The local Utah chapters of the American Cancer Society, American Diabetes Association and American Heart Association announced this week they will work together to make the general public and physicians aware of the prevention and early detection of cancer, diabetes, heart disease and stroke.

It is the first time the three organizations have combined to provide unified recommendations for patients and screening advice for physicians.

"I'm glad we've finally reached the point where we can work together and I'm expecting to see a significant impact in the way we practice medicine," Alireza Falahati, an endocrinology and metabolism physician from St. Mark's Hospital, said during a press conference at St. Mark's.

"We are finally at a point where patients can get the same recommendations from their endocrinologists or oncologist in regard to their lifestyle and screening, so then we increase efficiency."

"Everyday Choices For a Healthier Life" is the name of the three-year public and professional education and advocacy campaign, to be focused around four preventive strategies: Eat right, be physically active, don't smoke and see a physician.

"Collectively, diabetes, cancer and heart conditions make up two of three deaths. Obesity, poor nutrition and tobacco use have a significant impact on these diseases. This collaboration will allow us to adopt an ambitious agenda and work together to fix things," said Rose Defa, executive director of the Utah American Cancer Society.
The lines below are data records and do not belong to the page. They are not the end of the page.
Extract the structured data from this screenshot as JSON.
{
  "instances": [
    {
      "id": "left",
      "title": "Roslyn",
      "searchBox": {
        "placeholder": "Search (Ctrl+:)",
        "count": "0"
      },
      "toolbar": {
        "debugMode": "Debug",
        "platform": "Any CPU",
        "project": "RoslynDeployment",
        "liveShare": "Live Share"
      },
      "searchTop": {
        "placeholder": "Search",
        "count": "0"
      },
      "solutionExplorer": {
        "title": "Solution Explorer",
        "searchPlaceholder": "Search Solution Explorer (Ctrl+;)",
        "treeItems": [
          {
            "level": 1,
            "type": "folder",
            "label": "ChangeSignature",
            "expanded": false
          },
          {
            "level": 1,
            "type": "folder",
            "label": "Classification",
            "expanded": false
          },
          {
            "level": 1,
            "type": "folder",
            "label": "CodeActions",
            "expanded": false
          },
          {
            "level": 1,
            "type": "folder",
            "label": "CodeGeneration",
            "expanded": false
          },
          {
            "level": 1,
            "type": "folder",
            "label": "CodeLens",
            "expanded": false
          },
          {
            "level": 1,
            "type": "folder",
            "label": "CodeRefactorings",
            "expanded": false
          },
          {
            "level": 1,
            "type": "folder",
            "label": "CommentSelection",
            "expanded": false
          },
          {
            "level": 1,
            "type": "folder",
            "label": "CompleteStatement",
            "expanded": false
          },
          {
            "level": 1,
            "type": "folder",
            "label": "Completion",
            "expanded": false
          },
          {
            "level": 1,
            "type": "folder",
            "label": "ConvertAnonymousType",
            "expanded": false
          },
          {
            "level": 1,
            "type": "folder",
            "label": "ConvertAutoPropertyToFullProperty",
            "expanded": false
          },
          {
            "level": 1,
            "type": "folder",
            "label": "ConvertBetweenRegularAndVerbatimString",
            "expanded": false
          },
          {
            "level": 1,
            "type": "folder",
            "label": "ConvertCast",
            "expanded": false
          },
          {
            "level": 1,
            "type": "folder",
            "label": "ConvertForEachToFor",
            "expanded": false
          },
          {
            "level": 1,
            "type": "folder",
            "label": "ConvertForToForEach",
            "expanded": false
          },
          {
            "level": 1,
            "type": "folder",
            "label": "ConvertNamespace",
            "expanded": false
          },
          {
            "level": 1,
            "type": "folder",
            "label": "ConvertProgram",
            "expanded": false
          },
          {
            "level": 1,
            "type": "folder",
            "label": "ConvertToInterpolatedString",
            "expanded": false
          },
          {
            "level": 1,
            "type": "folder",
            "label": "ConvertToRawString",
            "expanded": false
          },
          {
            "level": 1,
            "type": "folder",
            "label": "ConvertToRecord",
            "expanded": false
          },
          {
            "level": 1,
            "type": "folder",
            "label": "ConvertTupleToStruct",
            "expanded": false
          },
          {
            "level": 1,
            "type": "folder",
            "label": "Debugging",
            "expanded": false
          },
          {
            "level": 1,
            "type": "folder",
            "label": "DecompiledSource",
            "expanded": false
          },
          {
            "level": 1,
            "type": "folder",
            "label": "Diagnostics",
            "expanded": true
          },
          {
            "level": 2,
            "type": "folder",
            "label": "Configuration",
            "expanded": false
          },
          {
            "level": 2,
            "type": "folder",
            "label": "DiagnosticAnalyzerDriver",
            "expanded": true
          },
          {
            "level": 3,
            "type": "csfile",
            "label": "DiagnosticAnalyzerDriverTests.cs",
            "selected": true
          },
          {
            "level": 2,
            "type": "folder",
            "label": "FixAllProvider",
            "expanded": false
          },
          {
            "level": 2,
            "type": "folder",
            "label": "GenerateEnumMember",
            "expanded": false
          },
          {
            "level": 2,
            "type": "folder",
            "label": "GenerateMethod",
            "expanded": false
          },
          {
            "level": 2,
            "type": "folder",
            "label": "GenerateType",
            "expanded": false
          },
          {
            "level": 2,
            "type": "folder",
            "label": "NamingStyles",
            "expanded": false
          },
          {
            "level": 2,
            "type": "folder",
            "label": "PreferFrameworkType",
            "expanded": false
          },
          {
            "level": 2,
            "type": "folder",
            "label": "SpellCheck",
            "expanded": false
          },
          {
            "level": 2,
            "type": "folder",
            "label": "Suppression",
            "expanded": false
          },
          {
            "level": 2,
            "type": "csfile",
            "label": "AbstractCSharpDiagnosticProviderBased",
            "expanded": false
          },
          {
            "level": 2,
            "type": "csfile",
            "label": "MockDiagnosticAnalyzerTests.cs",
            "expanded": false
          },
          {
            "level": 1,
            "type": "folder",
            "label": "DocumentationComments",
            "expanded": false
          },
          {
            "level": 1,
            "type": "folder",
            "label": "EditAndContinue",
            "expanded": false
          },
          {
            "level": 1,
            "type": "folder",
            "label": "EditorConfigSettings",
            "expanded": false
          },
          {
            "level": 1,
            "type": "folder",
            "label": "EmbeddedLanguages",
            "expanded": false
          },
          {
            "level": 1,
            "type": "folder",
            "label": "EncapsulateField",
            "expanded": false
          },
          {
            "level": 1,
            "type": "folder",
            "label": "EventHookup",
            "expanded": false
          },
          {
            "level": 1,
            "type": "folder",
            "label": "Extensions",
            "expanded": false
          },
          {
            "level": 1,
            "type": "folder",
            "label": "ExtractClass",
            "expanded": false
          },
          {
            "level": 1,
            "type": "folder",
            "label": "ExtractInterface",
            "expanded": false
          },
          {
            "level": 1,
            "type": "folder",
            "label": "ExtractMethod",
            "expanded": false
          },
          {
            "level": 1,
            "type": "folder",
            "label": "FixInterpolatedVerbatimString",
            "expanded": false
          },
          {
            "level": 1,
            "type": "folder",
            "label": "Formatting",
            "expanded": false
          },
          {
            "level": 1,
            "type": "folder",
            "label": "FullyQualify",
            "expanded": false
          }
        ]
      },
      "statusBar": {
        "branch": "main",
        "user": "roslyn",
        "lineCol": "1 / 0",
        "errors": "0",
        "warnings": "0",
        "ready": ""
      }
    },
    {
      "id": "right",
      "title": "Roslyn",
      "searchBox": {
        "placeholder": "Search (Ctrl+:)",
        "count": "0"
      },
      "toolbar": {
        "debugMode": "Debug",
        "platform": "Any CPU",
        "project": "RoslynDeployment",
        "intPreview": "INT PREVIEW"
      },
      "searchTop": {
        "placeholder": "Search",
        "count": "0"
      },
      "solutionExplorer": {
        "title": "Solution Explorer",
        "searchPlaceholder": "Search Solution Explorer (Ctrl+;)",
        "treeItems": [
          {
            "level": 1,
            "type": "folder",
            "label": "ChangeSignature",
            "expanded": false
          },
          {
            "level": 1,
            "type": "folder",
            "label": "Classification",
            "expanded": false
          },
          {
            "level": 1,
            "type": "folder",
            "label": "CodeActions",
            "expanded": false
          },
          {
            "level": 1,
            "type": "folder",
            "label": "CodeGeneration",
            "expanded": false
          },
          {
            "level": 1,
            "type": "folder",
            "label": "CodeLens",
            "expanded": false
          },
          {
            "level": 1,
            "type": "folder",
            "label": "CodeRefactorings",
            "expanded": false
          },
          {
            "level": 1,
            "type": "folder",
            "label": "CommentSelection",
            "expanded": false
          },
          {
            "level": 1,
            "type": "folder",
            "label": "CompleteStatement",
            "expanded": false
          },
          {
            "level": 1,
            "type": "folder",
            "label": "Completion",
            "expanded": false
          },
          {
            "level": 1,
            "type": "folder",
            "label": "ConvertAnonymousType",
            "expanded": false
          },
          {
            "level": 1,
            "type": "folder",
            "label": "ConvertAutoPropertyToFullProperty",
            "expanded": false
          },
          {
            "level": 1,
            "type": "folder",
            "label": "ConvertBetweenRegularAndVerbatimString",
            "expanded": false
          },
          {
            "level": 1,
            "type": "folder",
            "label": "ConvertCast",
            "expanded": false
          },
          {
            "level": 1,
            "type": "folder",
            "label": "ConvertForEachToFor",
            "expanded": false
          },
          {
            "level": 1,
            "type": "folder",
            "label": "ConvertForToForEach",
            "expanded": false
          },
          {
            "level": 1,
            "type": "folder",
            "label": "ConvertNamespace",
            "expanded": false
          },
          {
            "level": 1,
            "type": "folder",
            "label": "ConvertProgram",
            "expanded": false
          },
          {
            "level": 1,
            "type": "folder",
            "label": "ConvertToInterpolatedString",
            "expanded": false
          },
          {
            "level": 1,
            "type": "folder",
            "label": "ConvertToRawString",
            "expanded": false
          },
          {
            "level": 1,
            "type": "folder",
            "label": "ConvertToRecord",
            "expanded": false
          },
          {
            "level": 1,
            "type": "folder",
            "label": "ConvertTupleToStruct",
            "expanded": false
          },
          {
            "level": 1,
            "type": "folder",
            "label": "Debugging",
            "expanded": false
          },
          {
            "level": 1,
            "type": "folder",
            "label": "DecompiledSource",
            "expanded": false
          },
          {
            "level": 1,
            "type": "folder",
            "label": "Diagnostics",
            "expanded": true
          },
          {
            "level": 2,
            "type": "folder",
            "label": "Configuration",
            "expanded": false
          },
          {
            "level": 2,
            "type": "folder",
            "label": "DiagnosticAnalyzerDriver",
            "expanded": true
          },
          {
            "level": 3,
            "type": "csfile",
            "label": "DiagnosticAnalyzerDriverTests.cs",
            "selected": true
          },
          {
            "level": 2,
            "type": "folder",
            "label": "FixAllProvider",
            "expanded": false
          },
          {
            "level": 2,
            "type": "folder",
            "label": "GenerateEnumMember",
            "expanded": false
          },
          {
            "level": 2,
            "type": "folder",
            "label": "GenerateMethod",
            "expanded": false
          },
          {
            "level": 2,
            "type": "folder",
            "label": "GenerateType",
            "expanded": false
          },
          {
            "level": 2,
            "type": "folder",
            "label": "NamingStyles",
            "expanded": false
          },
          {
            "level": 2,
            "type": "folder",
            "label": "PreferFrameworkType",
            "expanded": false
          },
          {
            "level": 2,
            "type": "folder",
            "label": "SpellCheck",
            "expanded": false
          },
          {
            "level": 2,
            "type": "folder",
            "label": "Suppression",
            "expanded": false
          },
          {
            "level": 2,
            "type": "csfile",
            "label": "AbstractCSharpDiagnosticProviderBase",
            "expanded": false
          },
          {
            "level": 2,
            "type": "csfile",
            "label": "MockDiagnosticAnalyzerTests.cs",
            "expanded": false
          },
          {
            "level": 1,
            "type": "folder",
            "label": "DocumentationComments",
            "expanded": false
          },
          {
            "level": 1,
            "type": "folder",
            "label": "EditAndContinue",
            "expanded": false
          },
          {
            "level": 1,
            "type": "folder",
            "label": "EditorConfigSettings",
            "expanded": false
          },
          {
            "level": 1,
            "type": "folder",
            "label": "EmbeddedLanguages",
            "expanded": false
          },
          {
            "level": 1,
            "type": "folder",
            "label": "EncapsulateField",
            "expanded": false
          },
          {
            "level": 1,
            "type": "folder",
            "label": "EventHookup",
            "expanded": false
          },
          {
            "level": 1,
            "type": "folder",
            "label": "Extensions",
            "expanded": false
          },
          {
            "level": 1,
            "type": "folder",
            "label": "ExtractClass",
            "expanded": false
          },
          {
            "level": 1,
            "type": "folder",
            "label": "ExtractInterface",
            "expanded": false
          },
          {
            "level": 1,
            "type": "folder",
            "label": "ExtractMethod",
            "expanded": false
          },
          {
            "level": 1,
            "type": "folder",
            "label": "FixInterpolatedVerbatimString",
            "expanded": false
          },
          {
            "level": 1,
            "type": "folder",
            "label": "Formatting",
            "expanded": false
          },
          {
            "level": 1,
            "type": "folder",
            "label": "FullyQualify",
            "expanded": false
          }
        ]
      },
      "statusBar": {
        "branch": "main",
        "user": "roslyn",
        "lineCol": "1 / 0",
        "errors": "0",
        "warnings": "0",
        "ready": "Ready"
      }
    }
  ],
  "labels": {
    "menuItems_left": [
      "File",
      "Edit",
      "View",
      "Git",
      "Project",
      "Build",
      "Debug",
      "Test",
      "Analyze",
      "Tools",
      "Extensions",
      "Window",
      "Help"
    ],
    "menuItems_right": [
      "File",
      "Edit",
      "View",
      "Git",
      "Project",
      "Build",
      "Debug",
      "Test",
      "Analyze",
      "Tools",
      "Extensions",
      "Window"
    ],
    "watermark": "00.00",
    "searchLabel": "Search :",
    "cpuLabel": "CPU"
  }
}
The public service effort will cost $3 million and will include a three-year advertising campaign to increase awareness on the effects of physical inactivity and poor nutrition, according to Karmeen Kulkarni, national president-elect of health care and education for the American Diabetes Association.

"The ads will focus on mainly women since they are most likely to be the primary care givers," said Debra Cox, executive director of the Utah American Hearth Association. "Prevention, prevention, prevention."

In addition to public awareness, the organizations plan to work with state leaders and policy makers to do things such as increase the funding of research for the prevention and early detection of diseases.

"We also plan to work with state and local school districts so that kids K through five will have physical education every day. This will significantly improve their health in their youth and improve their adult physical life," said Beverly May, Utah's board chairwoman-elect for the American Heart Association.


E-mail: sbaghbani@desnews.com